Amanda Henrichs, Amherst College, “Visualizing Absence: Broken (hyper)Links between Mary Wroth and Mary Sidney Herbert”
Linda McJannet, Bentley University, "Timur's Theatrical Journey: Or, When did Tamburlaine Become Black?"
Travis Williams, University of Rhode Island, "The Spaces of *Hamlet*"
Jennifer Higginbotham, Ohio State University, "Mary Wroth's Blank Spaces"
Adam Zucker, University of Massachusetts Amherst, "Antihonorificabilitudinitatibus: Love's Labour's Lost and the Pedantic Text"
Peter Berek, Amherst College, "Defoliating Playbooks and the Reading Public"
Greg Semenza, The University of Connecticut, “Shakespeare and the Auteurs: Rethinking Adaptation through the Director’s Cinema”
Jutta Sperling, Hampshire College, “The Roman Charity: Queer Lactations in Early Modern Visual Culture”
Henry Turner, Rutgers University, “Corporate Identity and Early Modern Literary History”
Martin Mueller, Northwestern University, “Digital Humanities and Shakespeare”
Gerard Passannante, University of Maryland, "Catastrophizing: The Disaster of Renaissance Materialism."
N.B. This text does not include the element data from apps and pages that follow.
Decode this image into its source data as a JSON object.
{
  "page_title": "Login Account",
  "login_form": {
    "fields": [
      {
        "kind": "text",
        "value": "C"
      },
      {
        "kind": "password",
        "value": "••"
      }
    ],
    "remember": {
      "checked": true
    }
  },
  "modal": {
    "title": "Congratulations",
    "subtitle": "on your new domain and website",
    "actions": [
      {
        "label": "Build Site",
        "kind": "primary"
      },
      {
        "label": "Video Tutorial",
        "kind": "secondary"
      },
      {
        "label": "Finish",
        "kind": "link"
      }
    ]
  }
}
Malcolm Smuts, University of Massachusetts Boston, "How the Elizabethan Monarchical Republic Failed to Build a Republican Monarchy: The Earl of Leicester and the Netherlands"
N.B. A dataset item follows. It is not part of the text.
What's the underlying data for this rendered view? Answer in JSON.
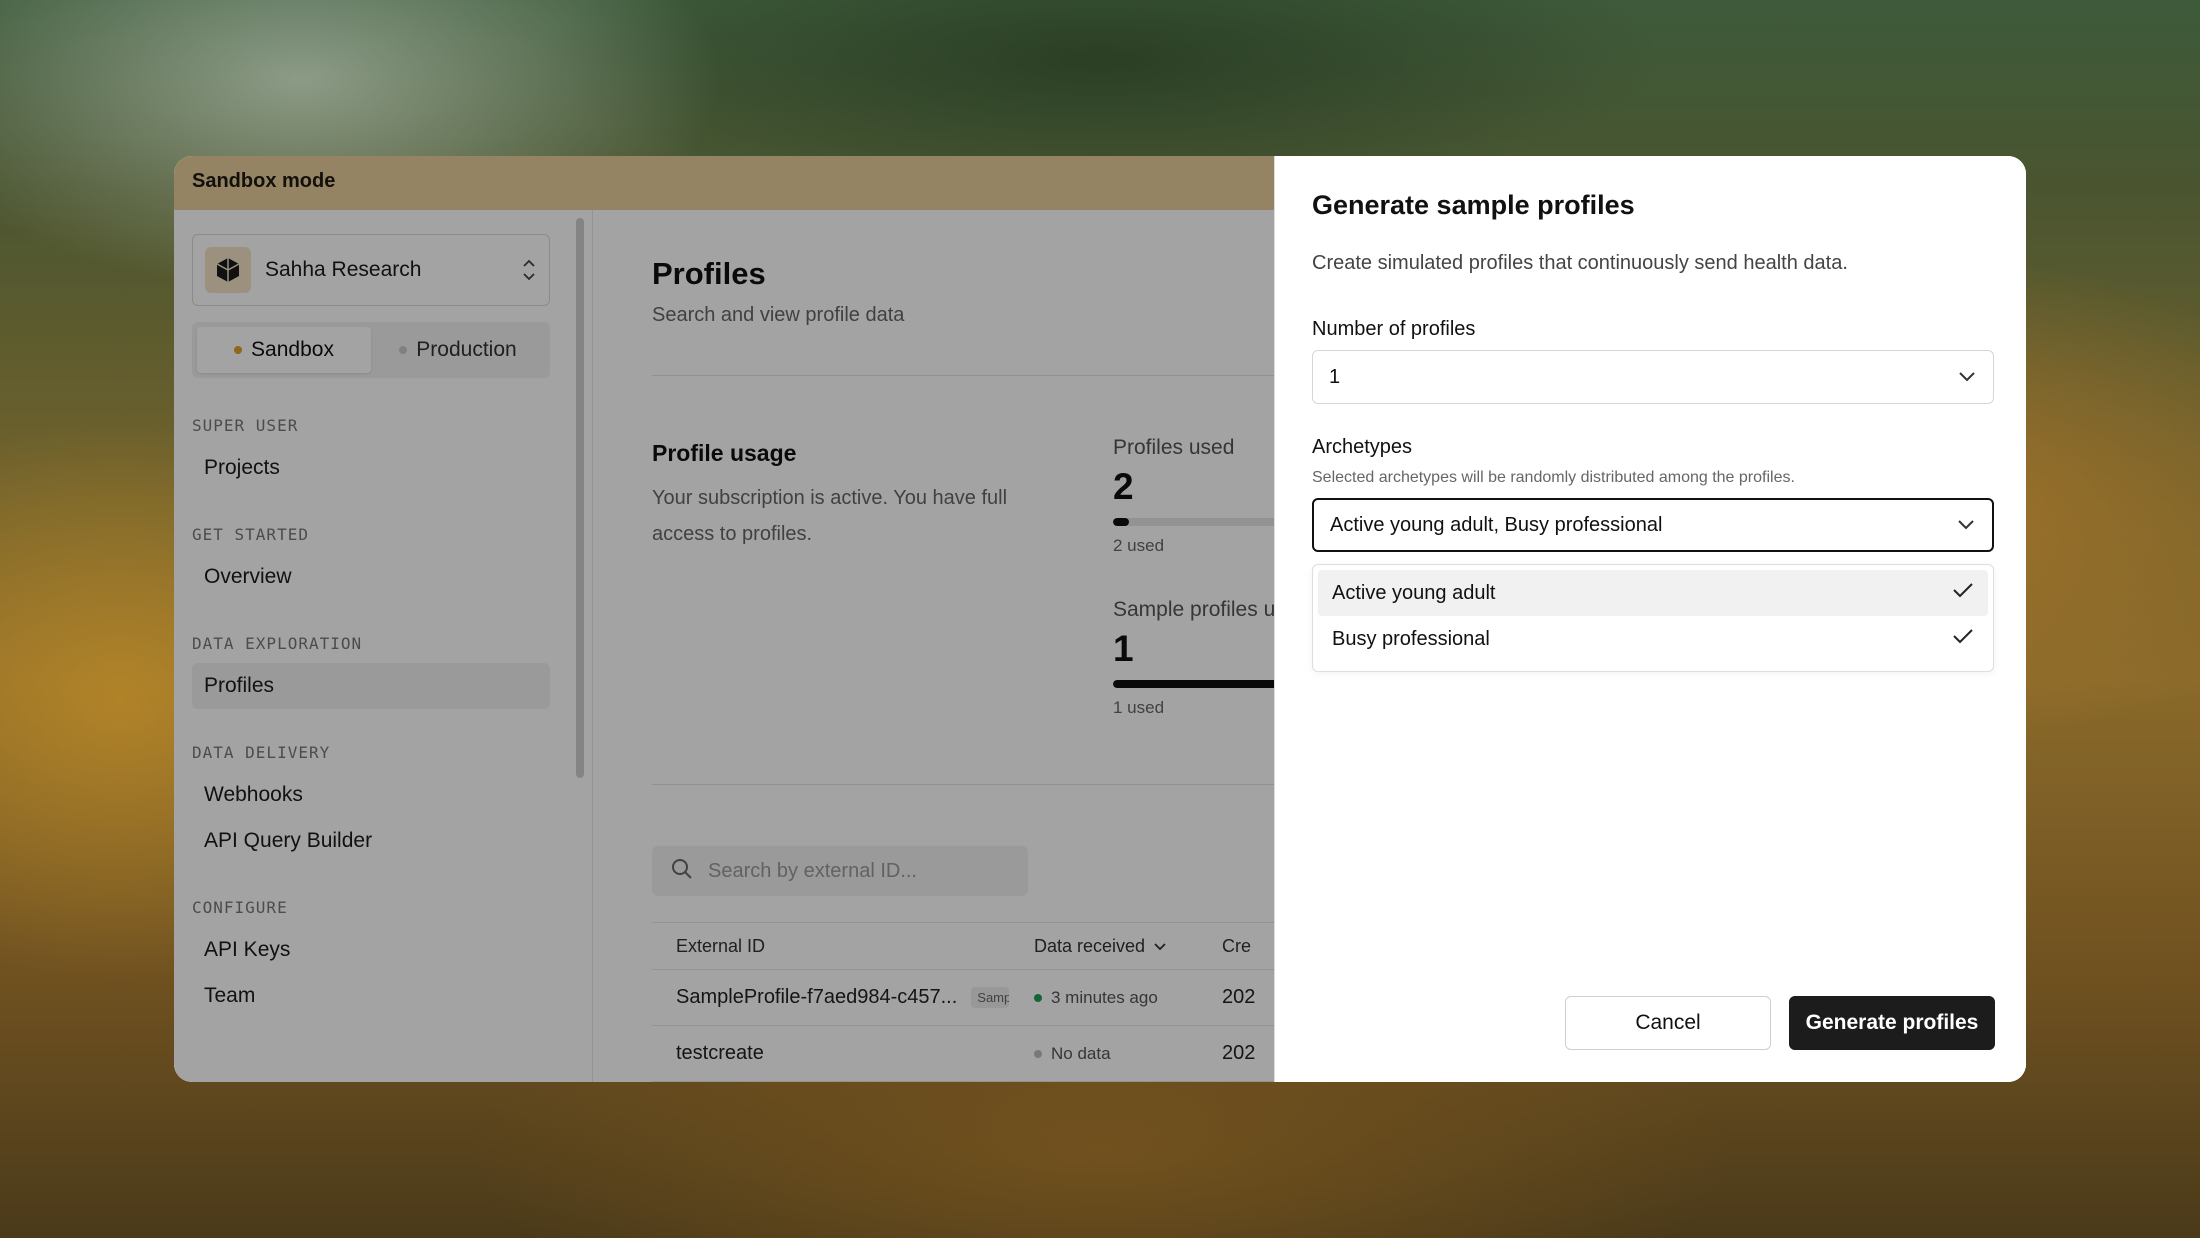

Cyrus Mulready, SUNY New Paltz, "#Shakespeare: Following Falstaff in Early Modern England and Beyond"
Christopher Pye, Williams College, "Political Aesthetics in the Time of Shakespeare"
Russ Leo, Princeton University, "Lodovico Castelvetro's Heterodox Poetics: A Protestant Aristotle"
Suparna Roychoudry, Mt Holyoke College, "Trouble at Sea: The Perturbations of *Pericles*"
Joseph Black, University of Massachusetts Amherst, "The Sidneys and Their Books"
Molly Murray, Columbia University, "From the Closed Cell to the Infinite Universe: Prison Projects and the Ralegh Circle."
Valerie Foreman, NYU Gallatin, "Transatlantic Developments and Global Consciousness: Politics, Economics, and Aesthetics."
Steven Urkowitz, CUNY City College, "A Clean Smock, or Not--Working the Women between Quartos of Romeo and Juliet"
Stephanie Elsky, Amherst College, “Sidney's Aporia: Common Law and the Poetics of Doubt in the Old Arcadia”
Amy Rodgers, Mt. Holyoke College, “The Language of Looking: Jonsonian Masque and Conspicuous Consumption”
Erika Lin, City University of New York, “Erotic Horseplay and Demonic Desires: Festive Performance in The Witch of Edmonton"
Steven Mullaney, University of Michigan, “Shakespeare and the Wreckage of History"